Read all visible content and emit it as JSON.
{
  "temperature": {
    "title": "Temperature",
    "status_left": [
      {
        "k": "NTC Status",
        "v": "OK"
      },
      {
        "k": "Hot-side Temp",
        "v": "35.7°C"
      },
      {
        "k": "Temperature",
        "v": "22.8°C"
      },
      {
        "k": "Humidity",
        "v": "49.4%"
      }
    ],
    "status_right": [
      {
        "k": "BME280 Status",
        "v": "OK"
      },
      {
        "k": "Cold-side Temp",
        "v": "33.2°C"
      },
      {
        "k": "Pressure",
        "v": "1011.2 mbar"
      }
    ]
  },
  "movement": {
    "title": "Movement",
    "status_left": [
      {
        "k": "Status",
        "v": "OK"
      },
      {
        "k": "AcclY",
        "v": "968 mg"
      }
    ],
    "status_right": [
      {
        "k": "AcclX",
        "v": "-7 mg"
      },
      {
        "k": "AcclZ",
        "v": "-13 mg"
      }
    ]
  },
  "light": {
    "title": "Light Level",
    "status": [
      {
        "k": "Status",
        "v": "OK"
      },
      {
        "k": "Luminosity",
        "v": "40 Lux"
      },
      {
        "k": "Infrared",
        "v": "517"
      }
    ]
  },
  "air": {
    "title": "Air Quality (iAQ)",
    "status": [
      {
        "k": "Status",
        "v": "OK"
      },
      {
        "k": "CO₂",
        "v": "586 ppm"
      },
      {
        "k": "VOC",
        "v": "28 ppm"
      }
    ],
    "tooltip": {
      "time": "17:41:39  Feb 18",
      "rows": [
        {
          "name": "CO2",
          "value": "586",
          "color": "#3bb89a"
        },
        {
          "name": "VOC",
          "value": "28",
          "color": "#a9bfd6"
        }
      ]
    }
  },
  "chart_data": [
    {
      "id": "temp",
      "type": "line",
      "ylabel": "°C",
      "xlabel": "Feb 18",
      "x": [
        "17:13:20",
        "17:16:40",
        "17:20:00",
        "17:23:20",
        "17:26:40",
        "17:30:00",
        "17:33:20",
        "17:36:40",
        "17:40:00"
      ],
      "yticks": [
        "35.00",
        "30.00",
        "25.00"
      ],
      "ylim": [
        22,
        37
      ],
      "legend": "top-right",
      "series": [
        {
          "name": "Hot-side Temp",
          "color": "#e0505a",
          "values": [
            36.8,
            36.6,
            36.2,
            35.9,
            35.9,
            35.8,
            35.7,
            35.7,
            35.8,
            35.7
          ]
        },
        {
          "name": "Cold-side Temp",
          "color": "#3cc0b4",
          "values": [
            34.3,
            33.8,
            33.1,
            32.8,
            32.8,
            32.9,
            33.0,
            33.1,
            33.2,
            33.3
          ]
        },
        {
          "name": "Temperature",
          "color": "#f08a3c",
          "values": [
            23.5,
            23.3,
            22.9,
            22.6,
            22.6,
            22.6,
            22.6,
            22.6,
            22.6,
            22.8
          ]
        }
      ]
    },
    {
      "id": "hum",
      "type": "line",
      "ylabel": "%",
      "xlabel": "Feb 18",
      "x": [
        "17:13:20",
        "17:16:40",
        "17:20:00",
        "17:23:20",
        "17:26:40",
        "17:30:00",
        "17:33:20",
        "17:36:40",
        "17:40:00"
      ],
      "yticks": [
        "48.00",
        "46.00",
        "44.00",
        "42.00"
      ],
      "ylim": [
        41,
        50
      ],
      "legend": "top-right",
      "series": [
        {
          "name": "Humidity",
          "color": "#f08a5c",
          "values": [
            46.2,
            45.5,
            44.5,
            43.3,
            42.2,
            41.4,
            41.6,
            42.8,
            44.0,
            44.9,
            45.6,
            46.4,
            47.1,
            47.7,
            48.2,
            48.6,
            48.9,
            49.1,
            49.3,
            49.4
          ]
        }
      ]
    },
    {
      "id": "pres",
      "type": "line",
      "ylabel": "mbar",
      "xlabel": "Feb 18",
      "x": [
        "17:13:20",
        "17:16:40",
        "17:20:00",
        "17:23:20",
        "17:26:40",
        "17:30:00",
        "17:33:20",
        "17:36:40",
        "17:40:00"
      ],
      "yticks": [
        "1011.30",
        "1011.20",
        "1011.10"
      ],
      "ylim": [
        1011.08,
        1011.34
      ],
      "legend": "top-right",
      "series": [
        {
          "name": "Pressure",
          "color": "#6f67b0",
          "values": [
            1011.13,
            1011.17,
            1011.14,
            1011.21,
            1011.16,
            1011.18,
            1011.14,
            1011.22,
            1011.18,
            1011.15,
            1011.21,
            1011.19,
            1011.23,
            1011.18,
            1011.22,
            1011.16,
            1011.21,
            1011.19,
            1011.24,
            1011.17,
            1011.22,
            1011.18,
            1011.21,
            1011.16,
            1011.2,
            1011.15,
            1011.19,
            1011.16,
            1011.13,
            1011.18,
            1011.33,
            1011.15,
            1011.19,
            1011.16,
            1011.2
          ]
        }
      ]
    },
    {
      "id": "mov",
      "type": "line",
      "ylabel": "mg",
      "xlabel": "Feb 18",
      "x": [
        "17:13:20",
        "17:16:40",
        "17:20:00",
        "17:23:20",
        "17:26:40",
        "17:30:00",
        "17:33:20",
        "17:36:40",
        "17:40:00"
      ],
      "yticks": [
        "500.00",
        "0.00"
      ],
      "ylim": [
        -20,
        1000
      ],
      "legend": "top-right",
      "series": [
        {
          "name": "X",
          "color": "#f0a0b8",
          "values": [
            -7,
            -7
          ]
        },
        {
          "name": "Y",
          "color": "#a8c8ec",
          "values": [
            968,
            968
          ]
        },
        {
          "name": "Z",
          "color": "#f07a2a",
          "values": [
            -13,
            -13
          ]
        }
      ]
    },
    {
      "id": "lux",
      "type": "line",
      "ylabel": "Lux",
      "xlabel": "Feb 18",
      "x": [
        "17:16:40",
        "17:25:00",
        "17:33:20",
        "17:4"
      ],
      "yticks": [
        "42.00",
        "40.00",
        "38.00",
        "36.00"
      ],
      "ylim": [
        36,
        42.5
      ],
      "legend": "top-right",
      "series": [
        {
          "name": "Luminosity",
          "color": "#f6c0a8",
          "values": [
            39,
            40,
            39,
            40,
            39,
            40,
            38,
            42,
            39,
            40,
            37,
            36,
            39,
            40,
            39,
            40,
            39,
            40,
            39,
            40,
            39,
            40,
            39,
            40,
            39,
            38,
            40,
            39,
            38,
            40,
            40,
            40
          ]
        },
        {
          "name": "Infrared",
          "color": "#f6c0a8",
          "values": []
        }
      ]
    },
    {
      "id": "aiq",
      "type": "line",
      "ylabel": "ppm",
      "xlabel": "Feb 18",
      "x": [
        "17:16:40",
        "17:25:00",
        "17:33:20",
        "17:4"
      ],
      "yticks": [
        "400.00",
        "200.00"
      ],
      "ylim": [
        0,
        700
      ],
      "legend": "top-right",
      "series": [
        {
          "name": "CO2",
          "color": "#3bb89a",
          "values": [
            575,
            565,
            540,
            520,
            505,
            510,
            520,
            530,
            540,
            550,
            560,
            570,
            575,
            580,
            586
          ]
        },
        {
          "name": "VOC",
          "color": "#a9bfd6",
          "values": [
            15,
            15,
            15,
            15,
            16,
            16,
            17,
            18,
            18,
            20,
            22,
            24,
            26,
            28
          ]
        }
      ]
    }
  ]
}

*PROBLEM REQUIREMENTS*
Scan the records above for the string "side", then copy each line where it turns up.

*TASK RESPONSE*
        "k": "Hot-side Temp",
        "k": "Cold-side Temp",
          "name": "Hot-side Temp",
          "name": "Cold-side Temp",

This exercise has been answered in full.